▶ **Your instructions**: Copy out each line of the material in which the word "this" can be found.

▶ **Records supplied**:

::::::::::

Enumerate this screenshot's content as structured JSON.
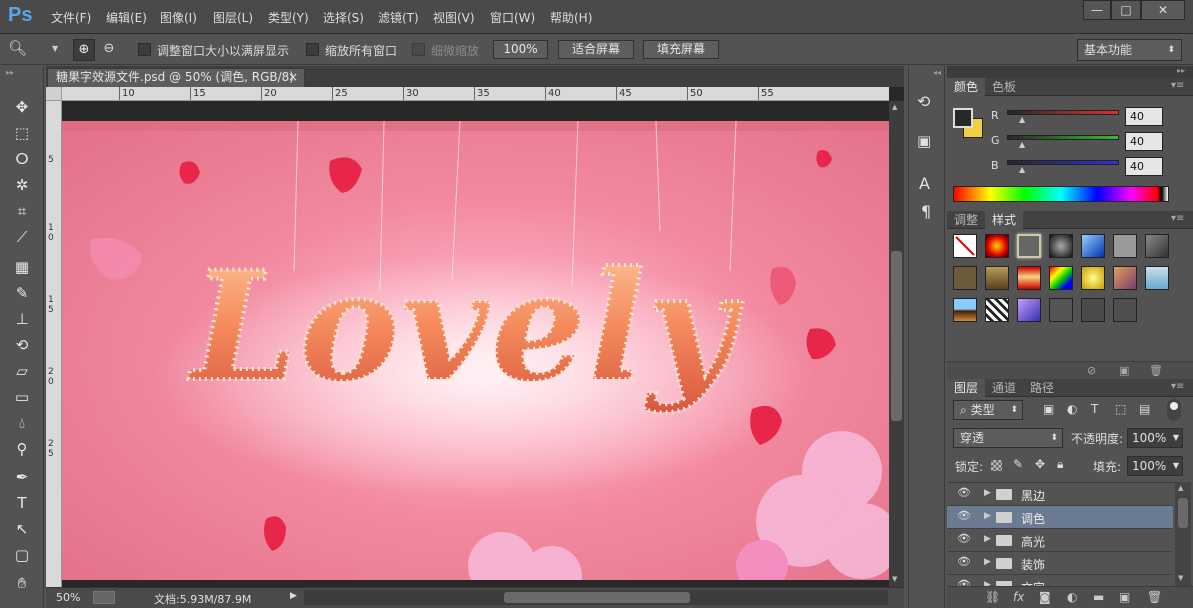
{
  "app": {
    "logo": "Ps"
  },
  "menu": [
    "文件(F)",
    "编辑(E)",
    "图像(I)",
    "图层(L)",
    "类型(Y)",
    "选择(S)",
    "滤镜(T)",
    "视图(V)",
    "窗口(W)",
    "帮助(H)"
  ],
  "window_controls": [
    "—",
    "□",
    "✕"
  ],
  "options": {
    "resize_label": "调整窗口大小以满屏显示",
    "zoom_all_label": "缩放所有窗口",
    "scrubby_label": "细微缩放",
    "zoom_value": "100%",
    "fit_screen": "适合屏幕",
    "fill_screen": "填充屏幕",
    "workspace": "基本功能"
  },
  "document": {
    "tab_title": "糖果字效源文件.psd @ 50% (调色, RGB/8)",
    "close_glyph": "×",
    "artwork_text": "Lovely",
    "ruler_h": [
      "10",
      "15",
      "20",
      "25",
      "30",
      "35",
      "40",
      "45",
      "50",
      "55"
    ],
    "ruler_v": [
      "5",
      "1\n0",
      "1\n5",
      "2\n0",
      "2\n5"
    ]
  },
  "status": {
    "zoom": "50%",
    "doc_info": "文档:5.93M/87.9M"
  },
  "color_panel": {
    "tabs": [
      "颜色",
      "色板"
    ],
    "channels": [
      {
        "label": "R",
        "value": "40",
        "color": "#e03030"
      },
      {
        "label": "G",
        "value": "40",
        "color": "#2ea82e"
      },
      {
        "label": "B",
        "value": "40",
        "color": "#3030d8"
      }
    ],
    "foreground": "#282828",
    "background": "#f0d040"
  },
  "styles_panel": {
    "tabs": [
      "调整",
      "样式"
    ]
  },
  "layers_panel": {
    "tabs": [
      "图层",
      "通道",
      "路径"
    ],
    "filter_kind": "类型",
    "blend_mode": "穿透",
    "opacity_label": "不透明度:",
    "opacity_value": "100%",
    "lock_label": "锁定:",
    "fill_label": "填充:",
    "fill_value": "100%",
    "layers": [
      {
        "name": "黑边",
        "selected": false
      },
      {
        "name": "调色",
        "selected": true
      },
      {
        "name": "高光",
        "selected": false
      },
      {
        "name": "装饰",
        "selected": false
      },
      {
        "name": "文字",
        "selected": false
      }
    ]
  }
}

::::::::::

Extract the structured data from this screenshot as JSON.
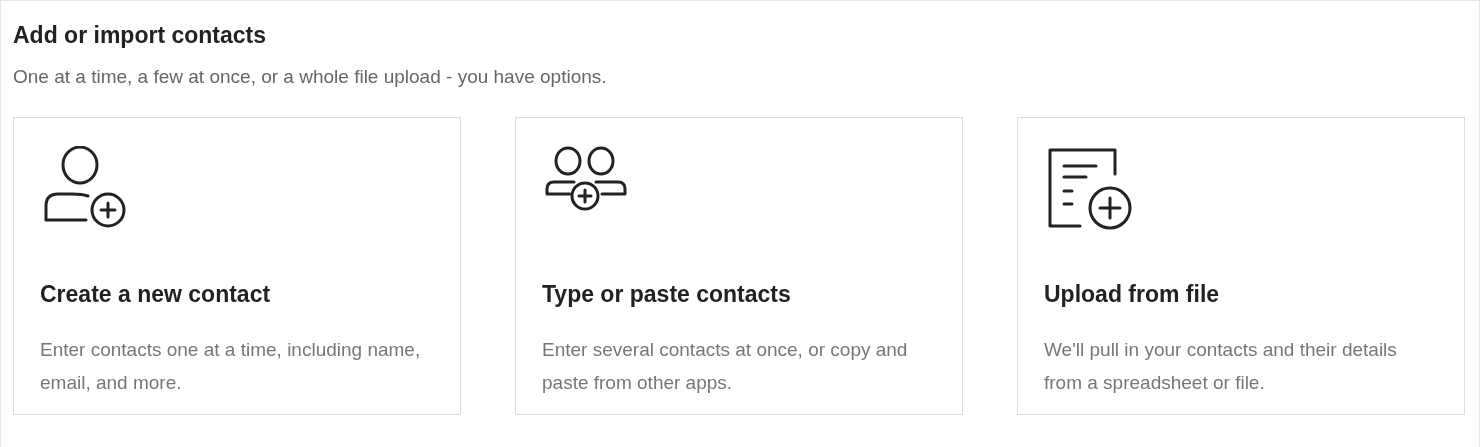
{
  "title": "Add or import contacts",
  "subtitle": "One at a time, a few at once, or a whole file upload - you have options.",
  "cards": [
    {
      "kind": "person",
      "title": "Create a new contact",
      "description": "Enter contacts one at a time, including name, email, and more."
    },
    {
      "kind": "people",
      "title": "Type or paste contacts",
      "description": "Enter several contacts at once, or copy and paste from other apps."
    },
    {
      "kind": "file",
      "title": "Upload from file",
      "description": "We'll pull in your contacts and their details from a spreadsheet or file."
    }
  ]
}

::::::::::

▶ **Solution below**:
Enumerate this screenshot's content as structured JSON.
Extract the structured data from this screenshot as JSON.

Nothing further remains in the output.